Wrap the short strand around the doubled up cowl in a spiral fashion, securing said cowl in its doubled-up form (think in terms of tubes: The doubled up cowl is wrapped in a loose spiral tube of finger knitting). Knit the ends of the short strand together as you did with the first four strands. I left my knots in -- the point to the thing is to look a bit rough and rustic, plus I'm a bit sloppy anyway with the finishing. You've seen my work, you know how I am. Anyway, you end up with visible knots like these:
I simply trimmed mine down as far as I felt safe doing so and then pushed them all to one side of the cowl. This side goes to the back, under my hair. Not that they're really visible -- the thick and thin nature of the yarn and super loopy nature of the finger knitting tends to hide things you don't want seen. Bless.

Here's a nice shot of the colors:

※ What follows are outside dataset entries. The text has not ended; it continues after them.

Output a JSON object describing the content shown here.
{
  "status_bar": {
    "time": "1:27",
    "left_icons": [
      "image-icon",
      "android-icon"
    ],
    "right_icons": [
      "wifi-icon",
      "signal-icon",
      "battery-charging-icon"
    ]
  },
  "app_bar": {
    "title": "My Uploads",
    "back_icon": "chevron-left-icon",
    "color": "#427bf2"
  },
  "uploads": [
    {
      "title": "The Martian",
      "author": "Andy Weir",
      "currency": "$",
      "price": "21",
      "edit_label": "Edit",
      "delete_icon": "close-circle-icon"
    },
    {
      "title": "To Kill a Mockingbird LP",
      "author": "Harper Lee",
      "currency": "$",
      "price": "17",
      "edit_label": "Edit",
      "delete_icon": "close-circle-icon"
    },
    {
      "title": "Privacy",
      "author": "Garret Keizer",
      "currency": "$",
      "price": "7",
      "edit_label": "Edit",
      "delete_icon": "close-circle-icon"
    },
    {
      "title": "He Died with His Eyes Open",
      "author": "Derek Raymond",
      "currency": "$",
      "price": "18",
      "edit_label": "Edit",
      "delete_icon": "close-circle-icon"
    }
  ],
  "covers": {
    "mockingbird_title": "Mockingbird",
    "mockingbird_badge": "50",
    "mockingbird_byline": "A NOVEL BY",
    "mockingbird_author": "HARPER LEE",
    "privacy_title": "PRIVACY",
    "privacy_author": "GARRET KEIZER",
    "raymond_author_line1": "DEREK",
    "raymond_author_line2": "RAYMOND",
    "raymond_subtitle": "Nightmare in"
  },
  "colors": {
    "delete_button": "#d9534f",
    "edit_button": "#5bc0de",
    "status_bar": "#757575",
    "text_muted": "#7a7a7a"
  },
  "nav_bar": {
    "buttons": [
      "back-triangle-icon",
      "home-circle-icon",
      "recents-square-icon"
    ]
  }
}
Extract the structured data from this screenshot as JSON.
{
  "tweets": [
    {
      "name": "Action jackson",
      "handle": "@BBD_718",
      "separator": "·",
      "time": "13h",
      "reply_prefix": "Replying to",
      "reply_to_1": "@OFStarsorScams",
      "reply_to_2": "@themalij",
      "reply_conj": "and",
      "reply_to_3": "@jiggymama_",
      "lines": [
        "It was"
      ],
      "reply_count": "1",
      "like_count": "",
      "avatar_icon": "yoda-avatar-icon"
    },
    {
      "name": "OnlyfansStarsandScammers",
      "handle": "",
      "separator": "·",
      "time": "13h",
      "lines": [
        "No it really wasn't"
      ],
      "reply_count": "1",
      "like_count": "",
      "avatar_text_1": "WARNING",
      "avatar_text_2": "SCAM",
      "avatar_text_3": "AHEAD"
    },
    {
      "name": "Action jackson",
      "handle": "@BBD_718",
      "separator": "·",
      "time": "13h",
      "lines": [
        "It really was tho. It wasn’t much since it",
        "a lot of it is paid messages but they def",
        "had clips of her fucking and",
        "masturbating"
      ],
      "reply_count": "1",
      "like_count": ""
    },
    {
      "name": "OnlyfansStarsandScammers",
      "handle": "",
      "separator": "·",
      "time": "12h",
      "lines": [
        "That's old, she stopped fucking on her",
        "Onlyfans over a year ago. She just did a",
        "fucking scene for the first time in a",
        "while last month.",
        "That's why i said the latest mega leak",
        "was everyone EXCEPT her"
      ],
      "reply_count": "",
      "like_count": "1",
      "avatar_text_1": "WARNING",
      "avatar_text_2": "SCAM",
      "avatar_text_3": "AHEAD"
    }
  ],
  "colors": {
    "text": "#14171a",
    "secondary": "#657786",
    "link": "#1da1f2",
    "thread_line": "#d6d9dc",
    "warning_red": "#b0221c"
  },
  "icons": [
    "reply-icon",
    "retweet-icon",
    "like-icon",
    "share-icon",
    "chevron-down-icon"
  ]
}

And there you have it: The Sea Glass Cowl. A tribute to the kindergarten style of knitting. Perfect thing for a lazy Sunday afternoon. It reminds me of those gimp bracelets (the plastic lacing is called gimp; don't come at me for the name) that we made when I was in grade school as friendship bracelets. Just softer and prettier and in a less obnoxious color-theme. Of course, if you love florescent colors, choose your yarn accordingly. 

And yes, I still have my teddy bunny on my bookshelf. Gunderson got me through many a long dark night when the boogey man was hiding in my closet and/or under my bed, and we don't even talk about what was hiding in my mirrors! -- he's a friend, not a stuffed frippery! You don't just throw your friends away

Heartless jades.


AlexandraDesign said...

I love this so much and have tried it 3 times now but the bind off always looks so awful. I can't get it to look neat and smooth and really wanted to get it right so I could make it for a Christmas present. I'm almost tempted to try one more time but I've already wasted so much yarn :-|

Rayna said...

Beautiful cowl! And very nice tutorial/pattern. I'd like to try this one day.